What a confusing time we are in. While blessed with the opportunity to reflect on this piece of living history, we also face the challenge of navigating our way through uncharted territory and all we can do is place our hope in those who know best and put our trust in God…
Lives have changed so much in recent months, when an uninvited gust of fear swept through our land forcing us to retreat to a place of safety. Much has been lost. Plans have been cancelled. Events marked on calendars have not happened. Long awaited visitors did not arrive. Busy playgrounds have been stilled and noisy classrooms have been hushed. Teachers diligently moved without haste, to devise plans which would support pupil learning at home. Key workers heroically turned up for each shift and doctors and nurses cared for our most vulnerable. Heartfelt words filled with concern and compassion, some spoken and some not, were exchanged within communities as people entrusted each other to Jesus by uttering the words ‘God bless you.’ All the while, exams were not sat, races were not run and medals were not awarded.
Our priorities changed. No longer preoccupied and busy with storing up our earthly possessions some of us were gifted with time and had the opportunity to reflect. As the days became weeks and the weeks turned into months, we all had to adapt to a new normal. Kindness, compassion and care grew out of the stillness. In our darkest hour, our greatest treasure became our family, friends and our trust in God. Hiding in the unnerving shadow of those daily news briefings some of us even dared to whisper prayers of thanks for the unexpected gifts which this new normal began to offer. In the midst of such loss, we realised there was much to gain. New skills were learnt and old hobbies were reborn. Children made memories which they will treasure into adulthood, while parents learnt how to play and have fun with their young. New recipes were tried and seeds were planted. Fences were mended and newly fertilised lawns never looked greener. Letters were written and old friends were called. ICT skills were developed with our silver haired daddies admitting that technology is not so bad after all. While images captured by church webcams around the country became a projected feature in our homes.
In the midst of this time, which is filled with so much anxiety and uncertainty, can we dare suggest that we have been offered a gift? Is it possible that the separation we endured may have ignited an awareness and a realisation of what real treasure is? Jesus tells us that, ‘where your treasure is, there your heart will be also’ (Matthew 6:21). Recent months have shown us that when plunged into darkness we needed kindness, compassion and people need people. Walking along the quiet school corridor the teacher knows that the school’s greatest treasure is missing. The child who scans the empty playground knows that there is no treasure to be found. Have we learnt that it is our friendship with Jesus, the one who we place all our trust in, and our relationship with others that is the real treasure in this life?
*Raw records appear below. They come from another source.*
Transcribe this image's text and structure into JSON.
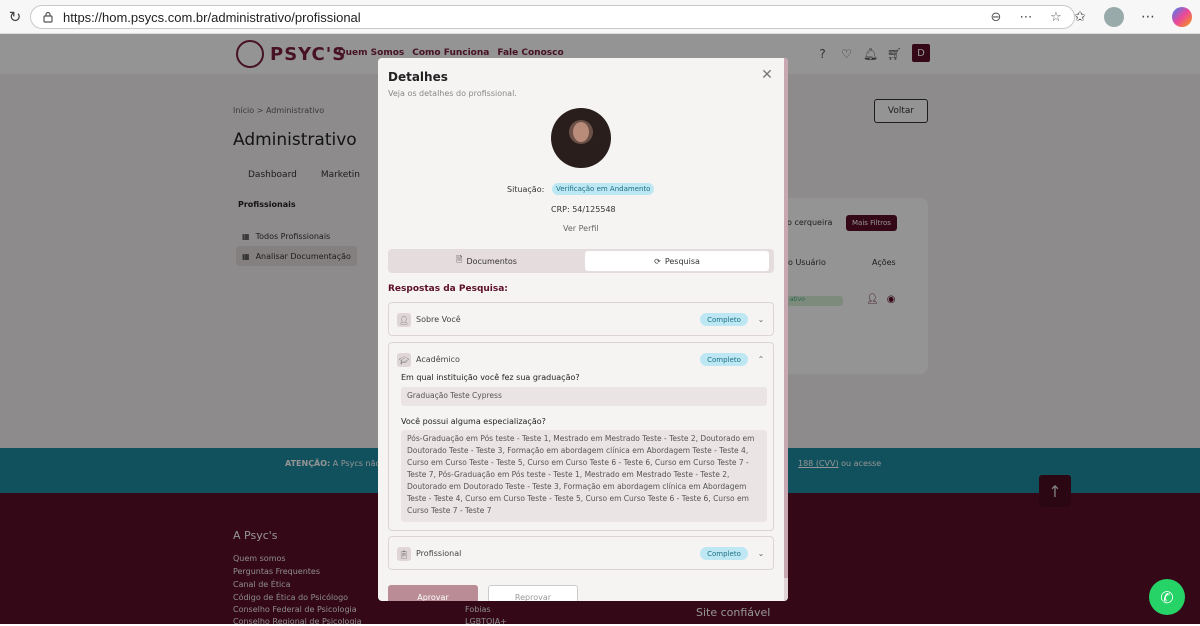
{
  "browser": {
    "url": "https://hom.psycs.com.br/administrativo/profissional"
  },
  "site": {
    "brand": "PSYC'S",
    "nav": [
      "Quem Somos",
      "Como Funciona",
      "Fale Conosco"
    ],
    "user_initial": "D"
  },
  "page": {
    "breadcrumb": "Início > Administrativo",
    "title": "Administrativo",
    "voltar": "Voltar",
    "tabs": [
      "Dashboard",
      "Marketin"
    ],
    "sidebar_title": "Profissionais",
    "sidebar_items": [
      "Todos Profissionais",
      "Analisar Documentação"
    ],
    "filter_link": "o cerqueira",
    "mais_filtros": "Mais Filtros",
    "col_usuario": "o Usuário",
    "col_acoes": "Ações",
    "status_partial": "ativo"
  },
  "alert": {
    "prefix": "ATENÇÃO:",
    "text": "A Psycs não",
    "suffix_link": "188 (CVV)",
    "suffix": "ou acesse"
  },
  "footer": {
    "heading": "A Psyc's",
    "links": [
      "Quem somos",
      "Perguntas Frequentes",
      "Canal de Ética",
      "Código de Ética do Psicólogo",
      "Conselho Federal de Psicologia",
      "Conselho Regional de Psicologia"
    ],
    "links2": [
      "Fobias",
      "LGBTQIA+"
    ],
    "site_confiavel": "Site confiável"
  },
  "modal": {
    "title": "Detalhes",
    "subtitle": "Veja os detalhes do profissional.",
    "situacao_label": "Situação:",
    "situacao_value": "Verificação em Andamento",
    "crp": "CRP: 54/125548",
    "ver_perfil": "Ver Perfil",
    "tab_documentos": "Documentos",
    "tab_pesquisa": "Pesquisa",
    "respostas_title": "Respostas da Pesquisa:",
    "sections": [
      {
        "label": "Sobre Você",
        "badge": "Completo"
      },
      {
        "label": "Acadêmico",
        "badge": "Completo"
      },
      {
        "label": "Profissional",
        "badge": "Completo"
      }
    ],
    "q1": "Em qual instituição você fez sua graduação?",
    "a1": "Graduação Teste Cypress",
    "q2": "Você possui alguma especialização?",
    "a2": "Pós-Graduação em Pós teste - Teste 1, Mestrado em Mestrado Teste - Teste 2, Doutorado em Doutorado Teste - Teste 3, Formação em abordagem clínica em Abordagem Teste - Teste 4, Curso em Curso Teste - Teste 5, Curso em Curso Teste 6 - Teste 6, Curso em Curso Teste 7 - Teste 7, Pós-Graduação em Pós teste - Teste 1, Mestrado em Mestrado Teste - Teste 2, Doutorado em Doutorado Teste - Teste 3, Formação em abordagem clínica em Abordagem Teste - Teste 4, Curso em Curso Teste - Teste 5, Curso em Curso Teste 6 - Teste 6, Curso em Curso Teste 7 - Teste 7",
    "aprovar": "Aprovar",
    "reprovar": "Reprovar"
  }
}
Let us pray that we use the gift of awareness which we have been offered at this time and we don’t return to our old ways. Let’s not store up earthly possessions but instead gather and care for those treasures which have been sent from heaven.
Catherine McGonagle is a teacher in Knockavoe Special School, Strabane and a member of the Derry Diocesan Youth Commission